Chances are, your phone will make absolutely no difference to the plane. But on that one occasion it does cause a problem, 300 people may be killed in a fireball. That makes "asking you to stop playing Angry Birds for 30 minutes" a very small price to pay for a a potential life-saving precaution.

$\endgroup$
  • 2
    $\begingroup$ I don't know that I would say that most electronics have been proven not to interfere. Shown unlikely to interfere would probably be a more accurate statement. Any device can cause interference, especially if it has some slight manufacturing defect (they only do strenuous emissions testing on a sample in the factory, not every device) or something has happened to it since manufacture (which could be as simple as a board or chip getting too hot or cold.) Otherwise, though, good answer. +1 $\endgroup$ – reirab Jan 8 '15 at 15:46
  • 1
    $\begingroup$ Thanks, I've stolen your correction as it's a very valid point $\endgroup$ – Jon Story Jan 8 '15 at 15:49
  • $\begingroup$ @reirab You are 100% correct. In the early 2000s (well before "tablet computers" were everywhere), I worked for a company specializing in Electronic Flight Bags. Spinning hard drives were the norm since SSDs were new and expensive. A computer can put out an impressive amount of electromagnetic leakage. Most of the systems in the market at the time were not "proven" not to interfere. Gaining that "proof" was incredibly expensive, time intensive and mostly impractical. However, it was up to the individual pilot, as it still is, to demonstrate to himself that the EFB was "unlikely" to interfere. $\endgroup$ – Shawn Jan 9 '15 at 22:36
  • $\begingroup$ My guess it that the watch on the pilot's hand is more likely to emit EMI than most modern gear is. But since it's still the pilot's responsibility, he's not taking any chances, whether they seem rational to everyone else or not. If he believes that people in blue shirts are a flight safety issue, it's his obligation to refuse to start the flight if anyone is wearing a blue shirt. $\endgroup$ – Shawn Jan 9 '15 at 22:40

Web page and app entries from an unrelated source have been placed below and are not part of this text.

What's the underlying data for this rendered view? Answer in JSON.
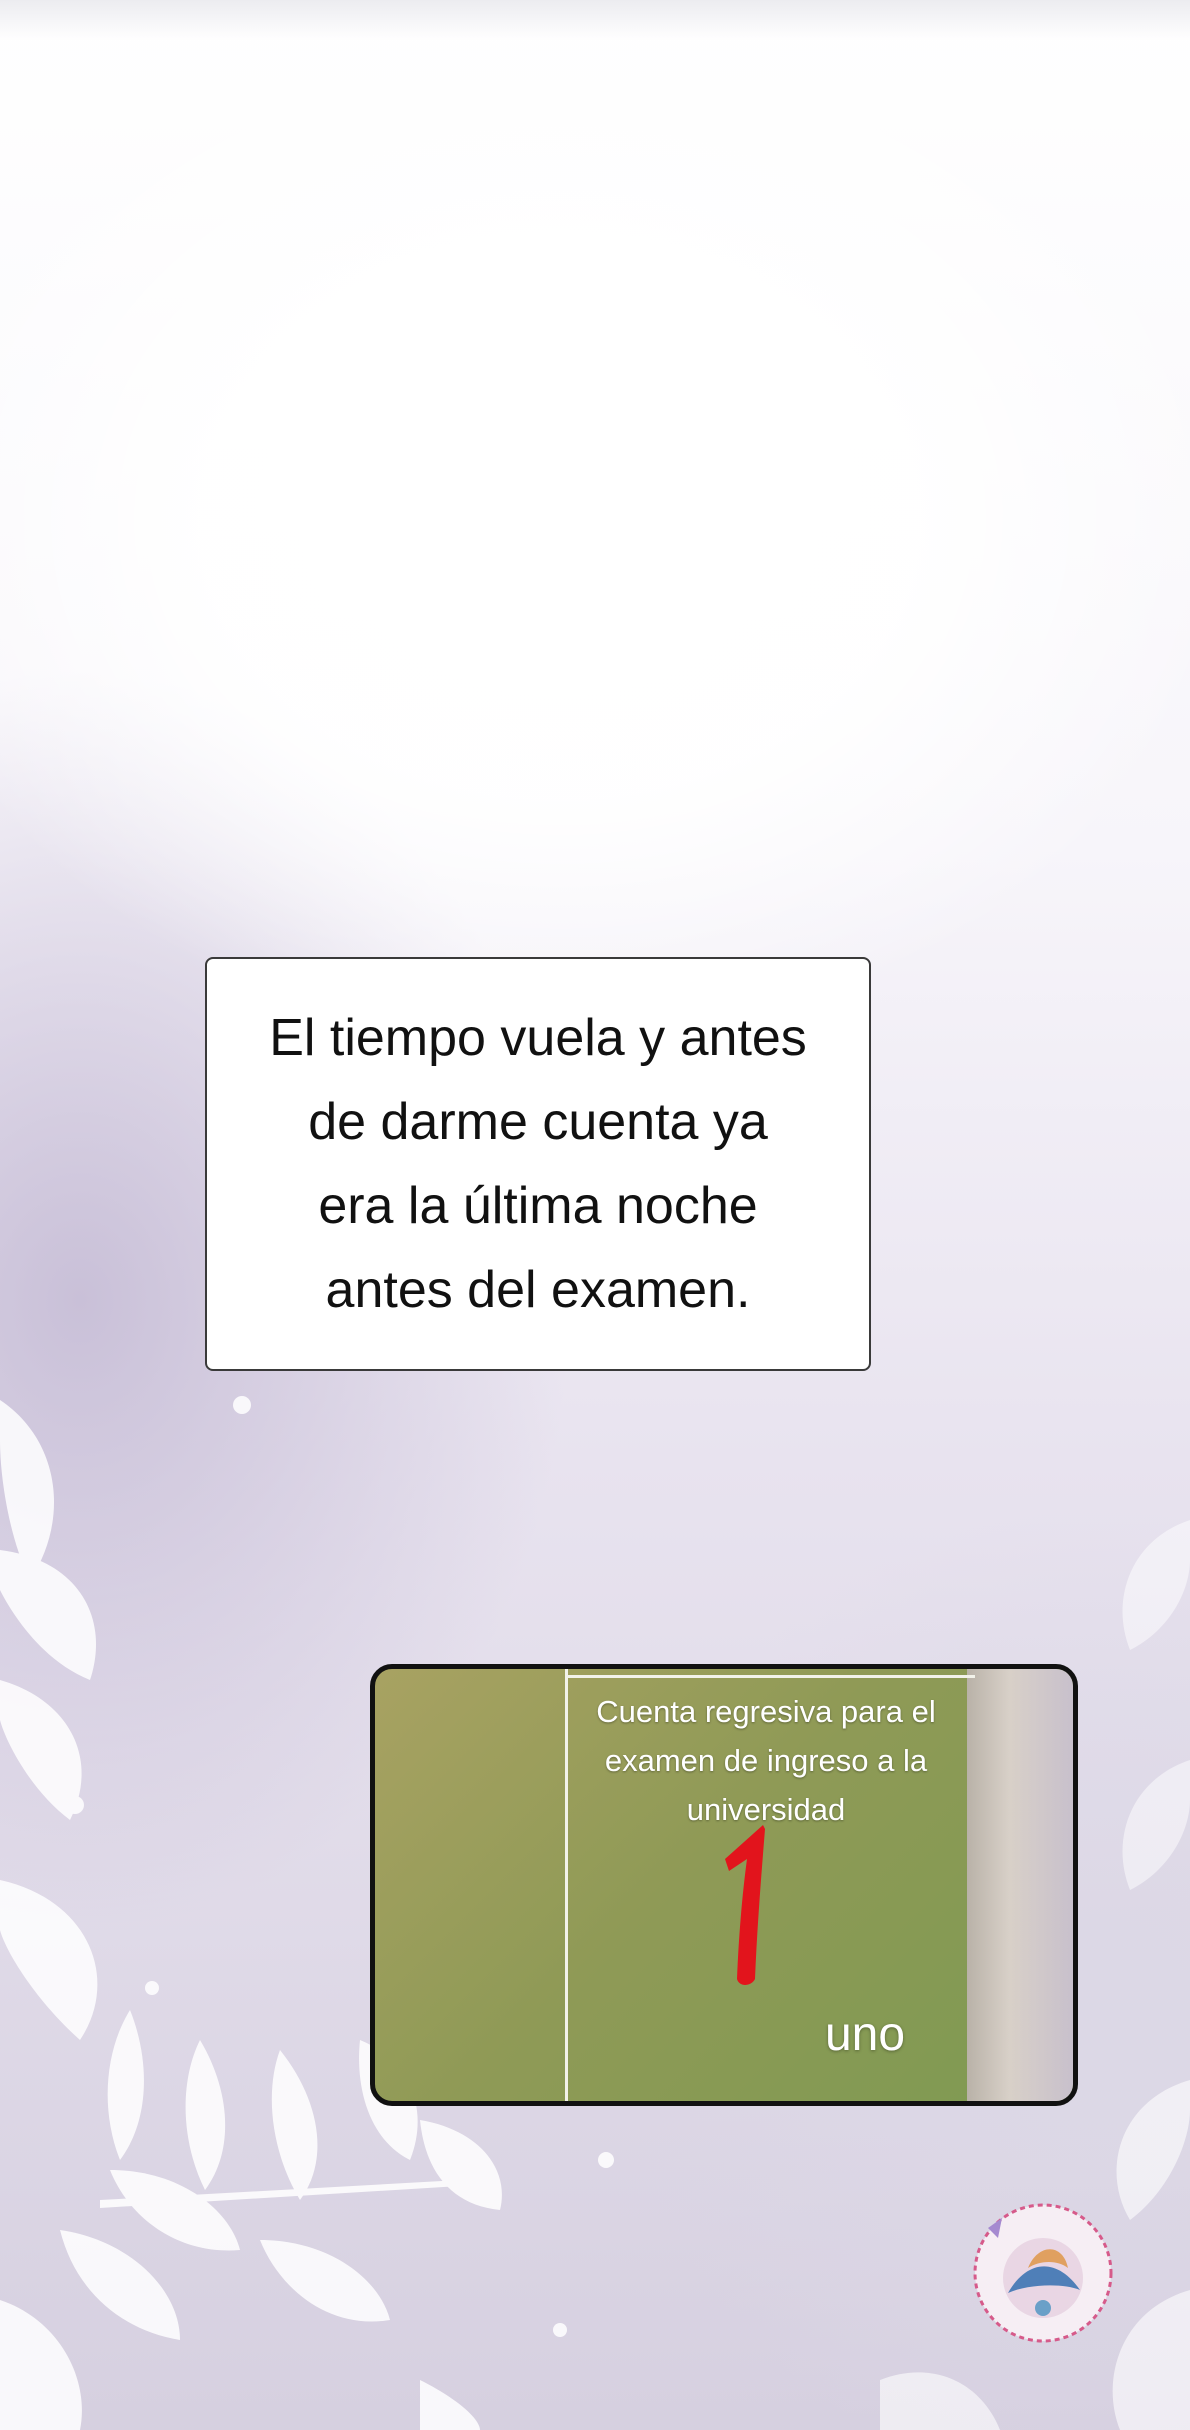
{
  "narration": {
    "text": "El tiempo vuela y antes\nde darme cuenta ya\nera la última noche\nantes del examen."
  },
  "inset": {
    "caption": "Cuenta regresiva para el\nexamen de ingreso a la\nuniversidad",
    "digit": "1",
    "digit_word": "uno"
  },
  "icons": {
    "background_leaves": "leaf-silhouette-icon",
    "watermark": "scanlator-logo-icon"
  },
  "colors": {
    "digit_red": "#e2141c",
    "panel_border": "#111111",
    "background_lavender": "#d6d0e0"
  }
}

  • 2
    $\begingroup$ @JonStory Not necessarily. Rapid braking in and of itself is not necessarily a problem. Also, turbulence happens and regularly projects all kinds of things through the cabin (people included.) $\endgroup$ – reirab Jan 12 '15 at 14:46

Not the answer you're looking for? Browse other questions tagged or ask your own question.